by General Fabb
Editor's note: This guest post comes from 3D printing aficionado Chris Waldo, who's anxious to tell us his thoughts on some very cool 3D prints in 2012.
Since the late 1970’s, 3D printing has come a long way. Build sizes, detail levels, material science, and speed have all improved significantly in comparison to the early days. Rather than tell you, I’d prefer to show you some of the advancements through a few awesome prints that show how creativity blooms when we ask “what if” or “why not”. Take a look at 3D printing so far in the year 2012.
This design simply blew me away! You’re looking at a 3D printed lamp that offers multiple materials. Printed through Objet’s MultiJet Printers, this design features VeroWhite, TangoBlackPlus, and Digital Material.
(Source & photo credit: Voxel Studio)
Once again, Bathsheba has created an awesome sculpture that pushes the boundaries of 3D printing. According to JF Brandon, this sculpture is going to be manufactured on a larger scale than in the picture you see below. Designers are working to create an 8 meter print!
(Source & photo credit: Bathsheba)
Artist tlalexander on Thingiverse actually created functional helicopter blades for his RC model. You can see a test flight here. He plans on slowly replacing parts to this model until a fully printed helicopter emerges.
(Source & photo credit: tlalexander)
For Chinese New Year, Objet created a translucent 3D print of a dragon. Veroclear is a material that offers some serious detail, and that precision is definitely showcased in this print. It’s not every day that you see someone like Objet create a dragon through 3D printing.
Disney is giving tourists a pretty interesting souvenir – you too can be like Han Solo! To get this custom “carbonite” piece, photos will be taken from multiple angles to capture your face. From those photos, a 3D model will be generated and used for a 3D print.
(Source & photo credit: 3Dprinter)
Objet has released another cool feat – the world’s smallest 3D printed car. Objet is responsible for quite a few “firsts” in the 3D printing industry, but I found this one very interesting. This car offers revolving wheels and functional doors.
In China, designers from Loughborough University are working to restore artifacts from Beijing’s Forbidden City. Students will recreate the artifacts through 3D scanning, reverse engineering, and 3D printing.
(Source & photo credit: Wired)
Designers are always one-upping each other with the creation of these exceptionally innovative designs. One designer created a series of parts which brought LEGO, K’Nex, & Tinkertoy parts together – all through 3D printing. I wish I had these adaptors when I was a kid!
(Source & photo credit: Forbes)
Objet lands on this post again for releasing another cool print.

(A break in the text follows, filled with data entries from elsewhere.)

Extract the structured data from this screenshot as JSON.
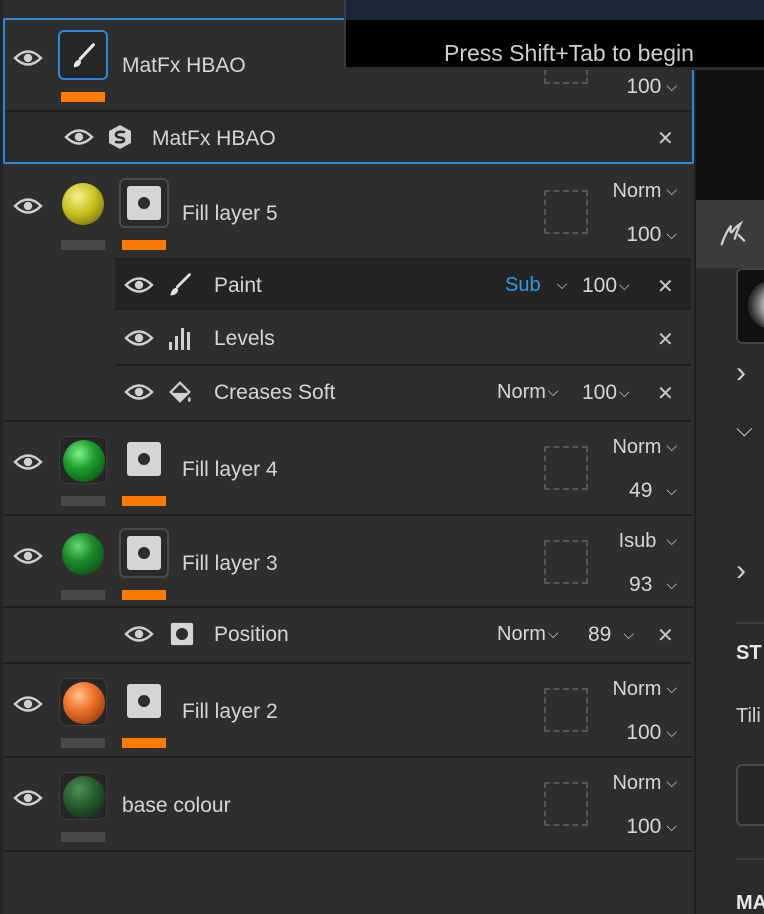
{
  "tooltip": {
    "message": "Press Shift+Tab to begin"
  },
  "layers": [
    {
      "name": "MatFx HBAO",
      "type": "paint",
      "opacity": "100",
      "selected": true,
      "effects": [
        {
          "name": "MatFx HBAO",
          "icon": "substance-icon"
        }
      ]
    },
    {
      "name": "Fill layer 5",
      "ball_color": "#c9c21f",
      "blend": "Norm",
      "opacity": "100",
      "effects": [
        {
          "name": "Paint",
          "icon": "brush-icon",
          "blend": "Sub",
          "opacity": "100"
        },
        {
          "name": "Levels",
          "icon": "levels-icon"
        },
        {
          "name": "Creases Soft",
          "icon": "fill-bucket-icon",
          "blend": "Norm",
          "opacity": "100"
        }
      ]
    },
    {
      "name": "Fill layer 4",
      "ball_color": "#1e9e2e",
      "blend": "Norm",
      "opacity": "49"
    },
    {
      "name": "Fill layer 3",
      "ball_color": "#1d8a2a",
      "blend": "Isub",
      "opacity": "93",
      "effects": [
        {
          "name": "Position",
          "icon": "mask-icon",
          "blend": "Norm",
          "opacity": "89"
        }
      ]
    },
    {
      "name": "Fill layer 2",
      "ball_color": "#f0712a",
      "blend": "Norm",
      "opacity": "100"
    },
    {
      "name": "base colour",
      "ball_color": "#245a2c",
      "blend": "Norm",
      "opacity": "100"
    }
  ],
  "right_panel": {
    "section_heading": "ST",
    "tiling_label": "Tili",
    "bottom_heading": "MA"
  },
  "glyphs": {
    "chev": "⌵",
    "close": "✕",
    "chev_right": "›"
  },
  "colors": {
    "accent": "#2e86d9",
    "orange": "#ff7a00",
    "blue_text": "#2b9be8"
  }
}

The Objet office in Boston got ahold of the blueprints for the Fenway Park Stadium, and managed to create an .STL file from it. This 3D printed model weighs over 100 pounds!
Marko Manriquez, a 3D printer & burrito enthusiast, has accomplished a serious feat within the world of 3D printing. He created the BurritoB0t. What the heck is that? The BurritoB0t is a 3D printer which creates burritos on demand. This is another example of “What if” or “Why not” if you ask me. It prints burritos!
(Source & photo credit: BurritoB0t)
Designers are getting more clever and wittier by the day. Someone has actually designed and 3D printed a record for a Fisher-Price toy record player! Although very “primitive,” this record will actually play a tune for you through this toy record player.
(Source & photo credit: boingboing)
Makerbot recently created a robot “petting zoo” for Maker Fair earlier this year. This “zoo” consists of quite a few robot heads for Maker Fair attendees to “pet” and observe. I’ve never seen anything like this throughout the world of 3D printing!
(Source & photo credit: cnet)
This transforming die had to get a mention in this post. WillLaPuerta, designer at Shapeways, had this piece 3D printed out of the material “White Strong & Flexible” which is durable, white, and flexible, hence the name. Flexible enough for this design to be folded up and transformed into a dragon!
(Source & photo credit: WillLaPuerta)
3D printing has even jumped into the music industry with the creation of custom guitar frames. Check out this awesome design! Through this technology, many artists & designers have the chance to ask themselves “What if” or “Why not”. Here is a perfect example of thinking out of the box with one of those questions.
The Final Word
There is no doubt that innovators are going to impact the 3D printing industry in the second half of 2012. When artists, manufacturers, and material engineers ask the questions, “What if” or “Why not” we get to see the direct result! As this technology becomes much more available through cost efficiencies and service companies, there will be more enthusiasts asking those questions, and that will be the deciding factor for growing this industry.